• paper plates (2 per child)
• tempera paint: all colors
• paintbrushes
• triangle pieces
• color pictures of Aztec suns
• markers
• yarn (12” each)
• glue
• scissors
• stapler
Prepare ahead (20 mins):
Draw 11 -­‐ 12 rays for sun using pencil with repeated or continuous triangles on outer rim of both paper plates with points along the outer edges. 1. Cut out triangles created by drawing sunrays. 2. Paint both front and back of suns and rays, including the cutout triangles. Use different bright colors for each of the plates. Paint triangles using same colors or others. Let dry. Assemble Aztec sun and final decorations after pieces are dried. Activity instructions (15 mins): 1. Look at pictures of Aztec suns to paint own Aztec sun. Notice the bright colors and facial features of the suns. 2. Choose one plate for top and the other for bottom.
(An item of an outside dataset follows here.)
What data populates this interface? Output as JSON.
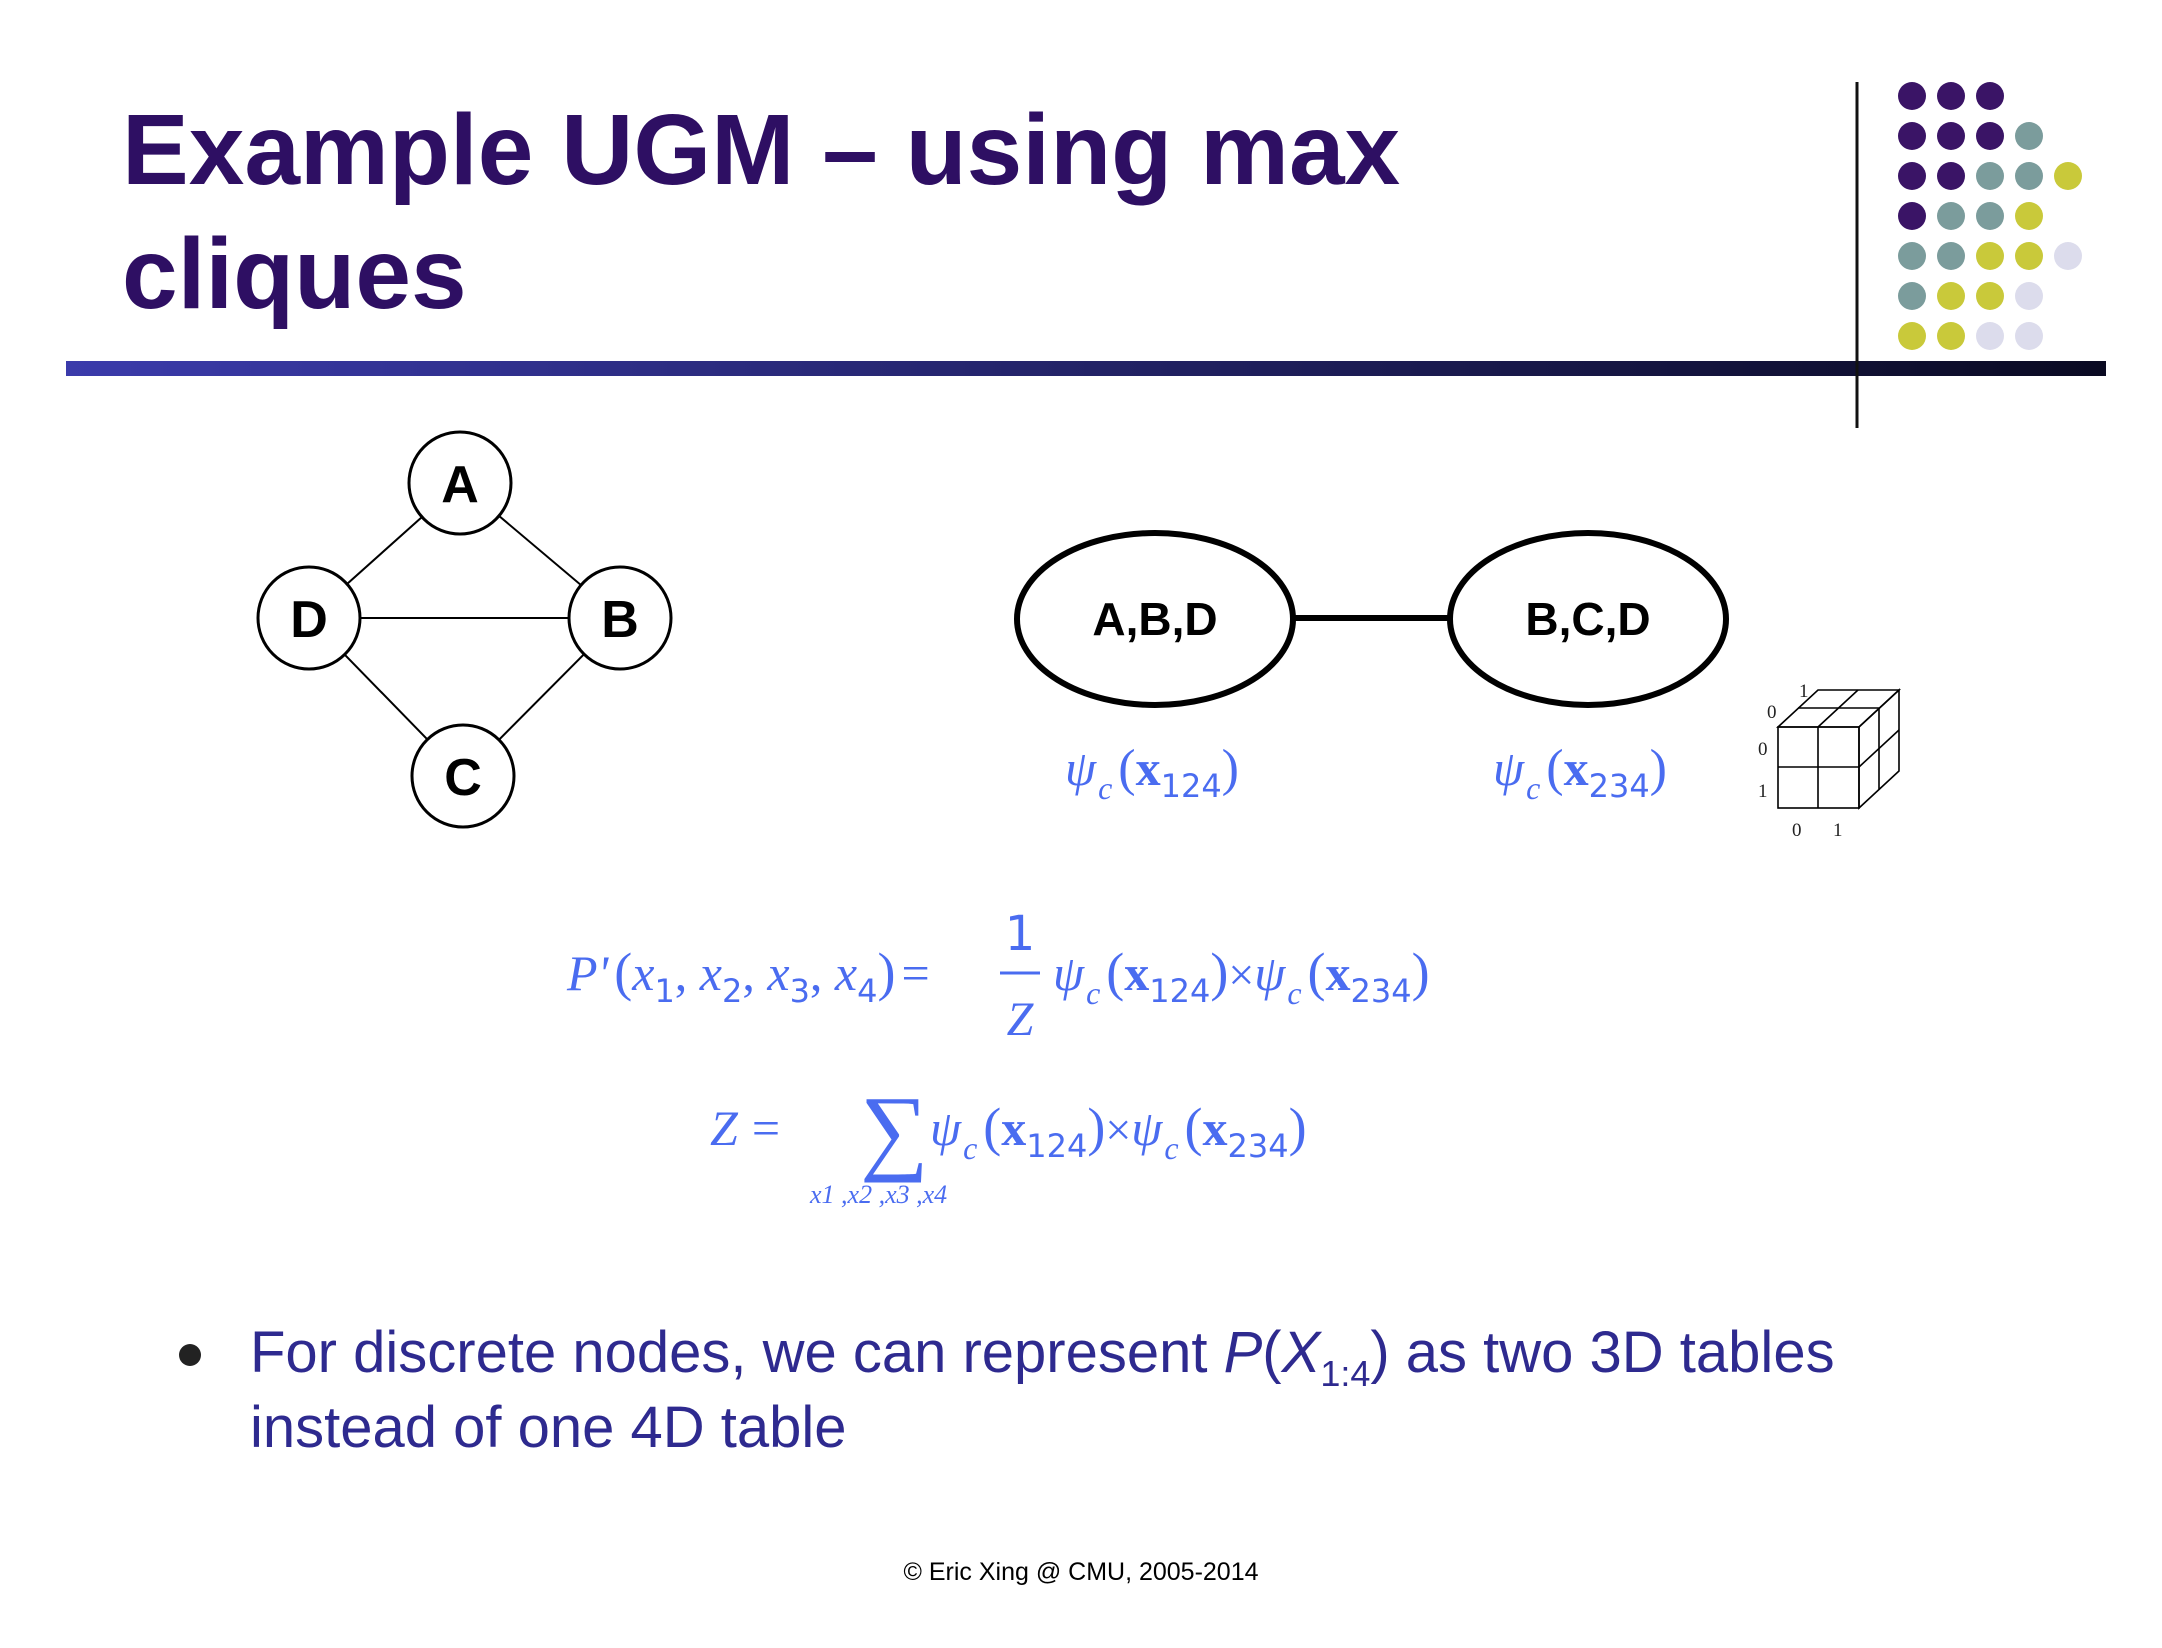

Position top plate so that rays of bottom plate show through empty triangular spaces. 3. Staple yarn to bottom plate in 2 places 3” apart at top to use as hanger. 4. Glue plates together. 6 ©Art in Action 2015 5. Use cut out triangle pieces to make Aztec sun face. Make eyes, nose, and mouth and position them on Aztec sun. 6. Use other triangle pieces to make border around the face or to decorate face. Cut some pieces into smaller triangles. 7. Draw repeated lines using markers to show rays of sun. We hope you enjoy this special-­edition celebration lesson. We encourage you to visit our website,, and try a free, more in-­depth sample lesson. 7 ©Art in Action 2015